> Work instructions
Copy each record exactly and skip its pictures.

> Material supplied

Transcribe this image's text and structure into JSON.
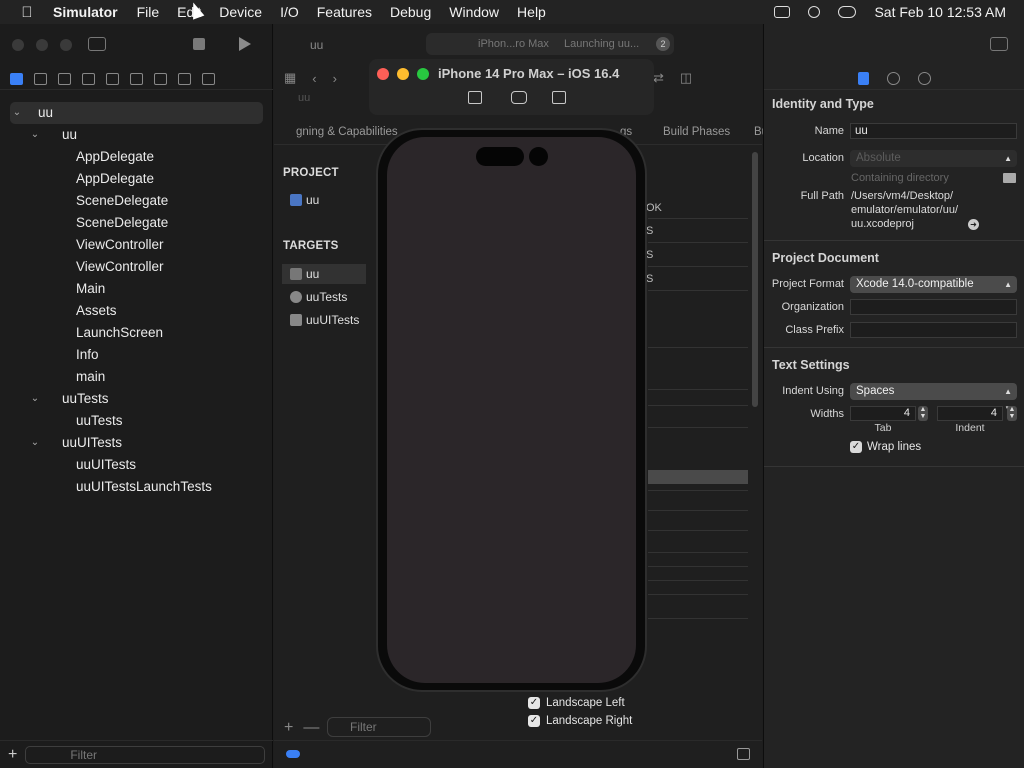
{
  "menubar": {
    "app_name": "Simulator",
    "items": [
      "File",
      "Edit",
      "Device",
      "I/O",
      "Features",
      "Debug",
      "Window",
      "Help"
    ],
    "datetime": "Sat Feb 10  12:53 AM"
  },
  "navigator": {
    "tree": [
      {
        "label": "uu",
        "level": 0,
        "expanded": true,
        "selected": true
      },
      {
        "label": "uu",
        "level": 1,
        "expanded": true
      },
      {
        "label": "AppDelegate",
        "level": 2
      },
      {
        "label": "AppDelegate",
        "level": 2
      },
      {
        "label": "SceneDelegate",
        "level": 2
      },
      {
        "label": "SceneDelegate",
        "level": 2
      },
      {
        "label": "ViewController",
        "level": 2
      },
      {
        "label": "ViewController",
        "level": 2
      },
      {
        "label": "Main",
        "level": 2
      },
      {
        "label": "Assets",
        "level": 2
      },
      {
        "label": "LaunchScreen",
        "level": 2
      },
      {
        "label": "Info",
        "level": 2
      },
      {
        "label": "main",
        "level": 2
      },
      {
        "label": "uuTests",
        "level": 1,
        "expanded": true
      },
      {
        "label": "uuTests",
        "level": 2
      },
      {
        "label": "uuUITests",
        "level": 1,
        "expanded": true
      },
      {
        "label": "uuUITests",
        "level": 2
      },
      {
        "label": "uuUITestsLaunchTests",
        "level": 2
      }
    ],
    "filter_placeholder": "Filter"
  },
  "toolbar": {
    "scheme": "uu",
    "activity_device": "iPhon...ro Max",
    "activity_status": "Launching uu...",
    "activity_badge": "2"
  },
  "editor": {
    "jumpbar": "uu",
    "subtabs": [
      "gning & Capabilities",
      "gs",
      "Build Phases",
      "Bu"
    ],
    "project_header": "PROJECT",
    "project_item": "uu",
    "targets_header": "TARGETS",
    "targets": [
      "uu",
      "uuTests",
      "uuUITests"
    ],
    "filter_placeholder": "Filter",
    "partial_rows": [
      "OK",
      "S",
      "S",
      "S"
    ],
    "orientations": [
      {
        "label": "Landscape Left",
        "checked": true
      },
      {
        "label": "Landscape Right",
        "checked": true
      }
    ]
  },
  "simulator": {
    "title": "iPhone 14 Pro Max – iOS 16.4",
    "buttons": [
      "home-icon",
      "screenshot-icon",
      "rotate-icon"
    ]
  },
  "inspector": {
    "identity_header": "Identity and Type",
    "name_label": "Name",
    "name_value": "uu",
    "location_label": "Location",
    "location_value": "Absolute",
    "containing_hint": "Containing directory",
    "full_path_label": "Full Path",
    "full_path_lines": [
      "/Users/vm4/Desktop/",
      "emulator/emulator/uu/",
      "uu.xcodeproj"
    ],
    "project_doc_header": "Project Document",
    "project_format_label": "Project Format",
    "project_format_value": "Xcode 14.0-compatible",
    "organization_label": "Organization",
    "organization_value": "",
    "class_prefix_label": "Class Prefix",
    "class_prefix_value": "",
    "text_settings_header": "Text Settings",
    "indent_using_label": "Indent Using",
    "indent_using_value": "Spaces",
    "widths_label": "Widths",
    "tab_value": "4",
    "indent_value": "4",
    "tab_label": "Tab",
    "indent_label": "Indent",
    "wrap_lines_label": "Wrap lines",
    "wrap_lines_checked": true
  }
}
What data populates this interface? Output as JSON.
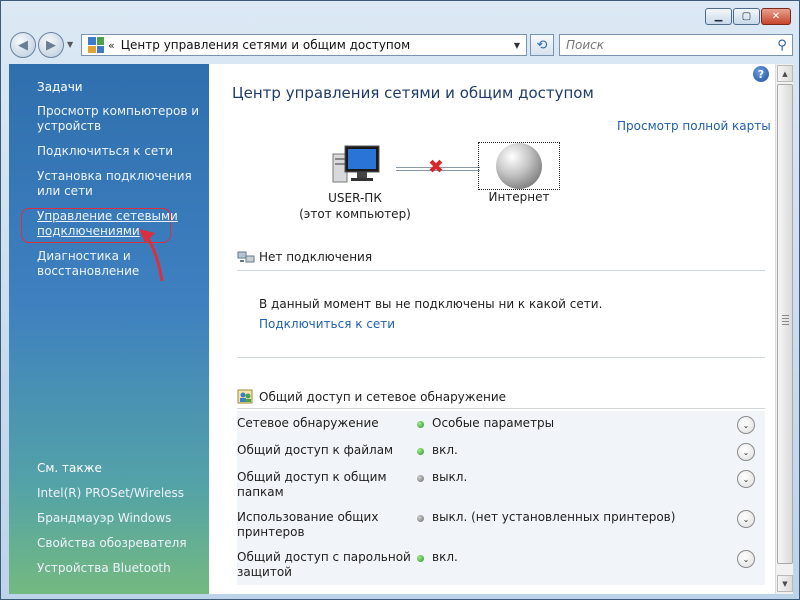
{
  "window": {
    "min_label": "▁",
    "max_label": "▢",
    "close_label": "✕"
  },
  "nav": {
    "back_glyph": "◀",
    "forward_glyph": "▶",
    "history_glyph": "▼",
    "address_chevron": "«",
    "address_text": "Центр управления сетями и общим доступом",
    "address_dropdown_glyph": "▼",
    "refresh_glyph": "⟲",
    "search_placeholder": "Поиск",
    "search_glyph": "⚲"
  },
  "sidebar": {
    "tasks_title": "Задачи",
    "items": [
      {
        "label": "Просмотр компьютеров и устройств"
      },
      {
        "label": "Подключиться к сети"
      },
      {
        "label": "Установка подключения или сети"
      },
      {
        "label": "Управление сетевыми подключениями"
      },
      {
        "label": "Диагностика и восстановление"
      }
    ],
    "see_also_title": "См. также",
    "see_also_items": [
      {
        "label": "Intel(R) PROSet/Wireless"
      },
      {
        "label": "Брандмауэр Windows"
      },
      {
        "label": "Свойства обозревателя"
      },
      {
        "label": "Устройства Bluetooth"
      }
    ]
  },
  "main": {
    "help_glyph": "?",
    "title": "Центр управления сетями и общим доступом",
    "full_map_link": "Просмотр полной карты",
    "computer_name": "USER-ПК",
    "computer_caption": "(этот компьютер)",
    "disconnected_glyph": "✖",
    "internet_label": "Интернет",
    "no_connection_title": "Нет подключения",
    "no_connection_message": "В данный момент вы не подключены ни к какой сети.",
    "connect_link": "Подключиться к сети",
    "sharing_title": "Общий доступ и сетевое обнаружение",
    "expand_glyph": "⌄",
    "sharing_rows": [
      {
        "label": "Сетевое обнаружение",
        "value": "Особые параметры",
        "status": "on"
      },
      {
        "label": "Общий доступ к файлам",
        "value": "вкл.",
        "status": "on"
      },
      {
        "label": "Общий доступ к общим папкам",
        "value": "выкл.",
        "status": "off"
      },
      {
        "label": "Использование общих принтеров",
        "value": "выкл. (нет установленных принтеров)",
        "status": "off"
      },
      {
        "label": "Общий доступ с парольной защитой",
        "value": "вкл.",
        "status": "on"
      }
    ]
  }
}
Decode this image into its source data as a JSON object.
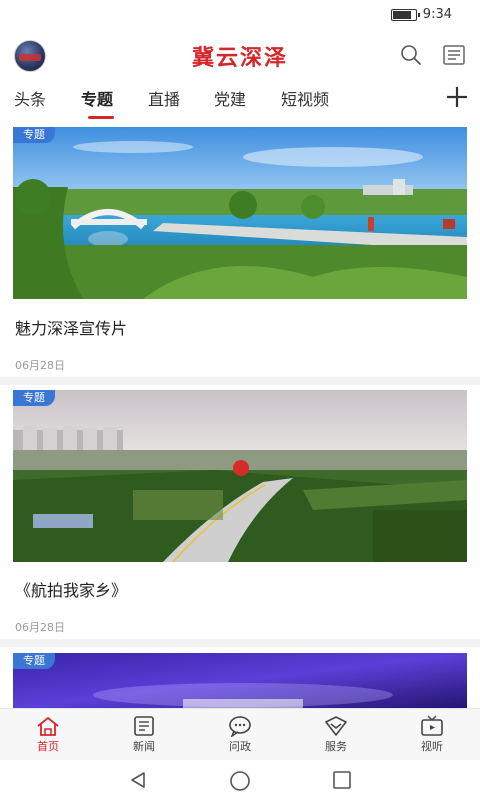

> Answer below
Transcribe this image's text and structure into JSON.
{
  "menubar": {
    "app_name": "Simulator",
    "items": [
      "File",
      "Edit",
      "Device",
      "I/O",
      "Features",
      "Debug",
      "Window",
      "Help"
    ],
    "datetime": "Sat Feb 10  12:53 AM"
  },
  "navigator": {
    "tree": [
      {
        "label": "uu",
        "level": 0,
        "expanded": true,
        "selected": true
      },
      {
        "label": "uu",
        "level": 1,
        "expanded": true
      },
      {
        "label": "AppDelegate",
        "level": 2
      },
      {
        "label": "AppDelegate",
        "level": 2
      },
      {
        "label": "SceneDelegate",
        "level": 2
      },
      {
        "label": "SceneDelegate",
        "level": 2
      },
      {
        "label": "ViewController",
        "level": 2
      },
      {
        "label": "ViewController",
        "level": 2
      },
      {
        "label": "Main",
        "level": 2
      },
      {
        "label": "Assets",
        "level": 2
      },
      {
        "label": "LaunchScreen",
        "level": 2
      },
      {
        "label": "Info",
        "level": 2
      },
      {
        "label": "main",
        "level": 2
      },
      {
        "label": "uuTests",
        "level": 1,
        "expanded": true
      },
      {
        "label": "uuTests",
        "level": 2
      },
      {
        "label": "uuUITests",
        "level": 1,
        "expanded": true
      },
      {
        "label": "uuUITests",
        "level": 2
      },
      {
        "label": "uuUITestsLaunchTests",
        "level": 2
      }
    ],
    "filter_placeholder": "Filter"
  },
  "toolbar": {
    "scheme": "uu",
    "activity_device": "iPhon...ro Max",
    "activity_status": "Launching uu...",
    "activity_badge": "2"
  },
  "editor": {
    "jumpbar": "uu",
    "subtabs": [
      "gning & Capabilities",
      "gs",
      "Build Phases",
      "Bu"
    ],
    "project_header": "PROJECT",
    "project_item": "uu",
    "targets_header": "TARGETS",
    "targets": [
      "uu",
      "uuTests",
      "uuUITests"
    ],
    "filter_placeholder": "Filter",
    "partial_rows": [
      "OK",
      "S",
      "S",
      "S"
    ],
    "orientations": [
      {
        "label": "Landscape Left",
        "checked": true
      },
      {
        "label": "Landscape Right",
        "checked": true
      }
    ]
  },
  "simulator": {
    "title": "iPhone 14 Pro Max – iOS 16.4",
    "buttons": [
      "home-icon",
      "screenshot-icon",
      "rotate-icon"
    ]
  },
  "inspector": {
    "identity_header": "Identity and Type",
    "name_label": "Name",
    "name_value": "uu",
    "location_label": "Location",
    "location_value": "Absolute",
    "containing_hint": "Containing directory",
    "full_path_label": "Full Path",
    "full_path_lines": [
      "/Users/vm4/Desktop/",
      "emulator/emulator/uu/",
      "uu.xcodeproj"
    ],
    "project_doc_header": "Project Document",
    "project_format_label": "Project Format",
    "project_format_value": "Xcode 14.0-compatible",
    "organization_label": "Organization",
    "organization_value": "",
    "class_prefix_label": "Class Prefix",
    "class_prefix_value": "",
    "text_settings_header": "Text Settings",
    "indent_using_label": "Indent Using",
    "indent_using_value": "Spaces",
    "widths_label": "Widths",
    "tab_value": "4",
    "indent_value": "4",
    "tab_label": "Tab",
    "indent_label": "Indent",
    "wrap_lines_label": "Wrap lines",
    "wrap_lines_checked": true
  }
}
What data populates this interface? Output as JSON.
{
  "window": {
    "min_label": "▁",
    "max_label": "▢",
    "close_label": "✕"
  },
  "nav": {
    "back_glyph": "◀",
    "forward_glyph": "▶",
    "history_glyph": "▼",
    "address_chevron": "«",
    "address_text": "Центр управления сетями и общим доступом",
    "address_dropdown_glyph": "▼",
    "refresh_glyph": "⟲",
    "search_placeholder": "Поиск",
    "search_glyph": "⚲"
  },
  "sidebar": {
    "tasks_title": "Задачи",
    "items": [
      {
        "label": "Просмотр компьютеров и устройств"
      },
      {
        "label": "Подключиться к сети"
      },
      {
        "label": "Установка подключения или сети"
      },
      {
        "label": "Управление сетевыми подключениями"
      },
      {
        "label": "Диагностика и восстановление"
      }
    ],
    "see_also_title": "См. также",
    "see_also_items": [
      {
        "label": "Intel(R) PROSet/Wireless"
      },
      {
        "label": "Брандмауэр Windows"
      },
      {
        "label": "Свойства обозревателя"
      },
      {
        "label": "Устройства Bluetooth"
      }
    ]
  },
  "main": {
    "help_glyph": "?",
    "title": "Центр управления сетями и общим доступом",
    "full_map_link": "Просмотр полной карты",
    "computer_name": "USER-ПК",
    "computer_caption": "(этот компьютер)",
    "disconnected_glyph": "✖",
    "internet_label": "Интернет",
    "no_connection_title": "Нет подключения",
    "no_connection_message": "В данный момент вы не подключены ни к какой сети.",
    "connect_link": "Подключиться к сети",
    "sharing_title": "Общий доступ и сетевое обнаружение",
    "expand_glyph": "⌄",
    "sharing_rows": [
      {
        "label": "Сетевое обнаружение",
        "value": "Особые параметры",
        "status": "on"
      },
      {
        "label": "Общий доступ к файлам",
        "value": "вкл.",
        "status": "on"
      },
      {
        "label": "Общий доступ к общим папкам",
        "value": "выкл.",
        "status": "off"
      },
      {
        "label": "Использование общих принтеров",
        "value": "выкл. (нет установленных принтеров)",
        "status": "off"
      },
      {
        "label": "Общий доступ с парольной защитой",
        "value": "вкл.",
        "status": "on"
      }
    ]
  }
}
Decode this image into its source data as a JSON object.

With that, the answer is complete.